While Gorny was arrested after a diocesan investigation flagged his financial misconduct, Warren suggested that better financial controls might have caught the priest’s misconduct sooner.
“The evidence presented to the court details an almost decade-long unfettered embezzlement scheme by Fr. Gorny, which threw up numerous red flags that the internal controls at the parish or diocesan level should have caught earlier,” Warren said.
The “red flags,” Warren said, include Gorny’s nine-year cohabitation with a parish employee and her daughters, his termination of another employee who raised questions, his opening of multiple credit cards, and his purchase of construction and home improvement items which were not listed on parish balance sheets.
Warren suggested several policy improvements which might help dioceses to better track the prospect of embezzlement or theft by priests.
“First, all priests should be required to live at the rectory of the parish where they are assigned, or live with other parish priests and commute to their respective parishes, unless a written waiver is provided by the bishop,” he said, adding that “bishops should see to it that residences are spot-checked for compliance.”
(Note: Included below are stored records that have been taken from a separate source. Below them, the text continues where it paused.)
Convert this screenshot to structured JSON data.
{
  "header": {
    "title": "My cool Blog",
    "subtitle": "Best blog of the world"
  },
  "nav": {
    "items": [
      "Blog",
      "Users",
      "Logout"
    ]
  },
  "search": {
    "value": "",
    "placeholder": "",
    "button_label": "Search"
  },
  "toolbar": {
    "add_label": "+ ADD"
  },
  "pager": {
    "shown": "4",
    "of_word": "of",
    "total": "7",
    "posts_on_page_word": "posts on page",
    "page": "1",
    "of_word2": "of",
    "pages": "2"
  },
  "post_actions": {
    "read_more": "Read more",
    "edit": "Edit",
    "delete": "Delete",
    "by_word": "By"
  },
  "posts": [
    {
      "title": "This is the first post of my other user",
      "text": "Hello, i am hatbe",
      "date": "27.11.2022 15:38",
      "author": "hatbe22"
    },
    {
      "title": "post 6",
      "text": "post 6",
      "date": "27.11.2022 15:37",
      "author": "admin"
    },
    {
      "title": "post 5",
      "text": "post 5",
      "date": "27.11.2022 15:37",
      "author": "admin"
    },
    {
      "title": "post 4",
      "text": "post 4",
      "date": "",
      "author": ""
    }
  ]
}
“Second, parish priests should be required to provide annual personal financial disclosures to their bishops, similar to those filed by federal employees at the GS-13 level and above.”
“Third, dioceses should establish fraud hotlines staffed by an independent party to receive anonymous claims of misconduct.”
“Fourth, bishops should ask courts to impose the maximum sentenced allowed in these types of cases, in order to serve as a general deterrent to other potential offenders.”
“Finally,” Warren suggested, “seminarians should be required to take, and pass with at least a ‘C,’ the two entry level accounting courses required for business majors.”
The Springfield diocese declined to answer questions about Gorny’s case, and declined to provide details on the priest’s record of assignments, or prior disciplinary issues.
But in addition to facing criminal charges, Gorny could also face canonical charges — both for stealing, and for his apparent living situation.
The Springfield diocese declined to say whether Gorny had also maintained a domicile at the rectories to which he was assigned, or whether he lived exclusively at the woman’s home until he was ordered to move out.
But it is possible the priest could be investigated for the canonical crime of concubinage, which can be punished with suspension, and even with dismissal from the clerical state.
And it is not clear whether Gorny violated the diocesan safe environment policy when he occupied the home shared by a parish employee and her daughters, as police and court records do not indicate the age of the woman’s daughters.
In response to detailed questions from The Pillar, the diocese sent a statement about the matter:
“The arraignment of Fr. Tomasz Gorny was certainly disheartening. The diocese takes seriously the stewardship entrusted to us by our parishioners. As soon as our internal investigation discovered the scope of the financial discrepancies at Immaculate Heart of Mary last year, Bishop Byrne immediately instructed that this matter be turned over to the Granby Police Department and he placed Fr. Gorny on administrative leave pending the outcome of this case.”
"We are most grateful to the Granby police for their diligence in conducting this investigation and locating items suspected to belong to the parish,” the diocese added.
“We must be mindful that Fr. Gorny enjoys the presumption of innocence until this matter is adjudicated in a court of law. Because of the pending criminal matter, we cannot make any further statements at this time.”
Gorny, a native of Poland, was required to surrender his passport at the time of his arraignment in June. The priest is forbidden from contacting witnesses in the case, and required to stay 50 yards from his former parish.
The Diocese of Springfield is home to 150,000 Catholics in the four westernmost counties of Massachusetts.